START GIVEN DATA

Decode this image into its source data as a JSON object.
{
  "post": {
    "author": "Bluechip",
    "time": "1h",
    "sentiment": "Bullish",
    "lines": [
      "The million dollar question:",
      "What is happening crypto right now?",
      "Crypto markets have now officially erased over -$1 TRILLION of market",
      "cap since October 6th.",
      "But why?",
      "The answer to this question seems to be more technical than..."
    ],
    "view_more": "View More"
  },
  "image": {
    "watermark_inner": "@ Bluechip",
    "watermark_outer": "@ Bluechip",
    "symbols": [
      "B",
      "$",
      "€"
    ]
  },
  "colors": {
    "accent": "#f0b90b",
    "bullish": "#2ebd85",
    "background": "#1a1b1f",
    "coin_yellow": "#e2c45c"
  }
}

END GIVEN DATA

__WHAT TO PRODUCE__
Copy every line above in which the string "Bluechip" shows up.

__REPLY TO THE EXERCISE__
    "author": "Bluechip",
    "watermark_inner": "@ Bluechip",
    "watermark_outer": "@ Bluechip",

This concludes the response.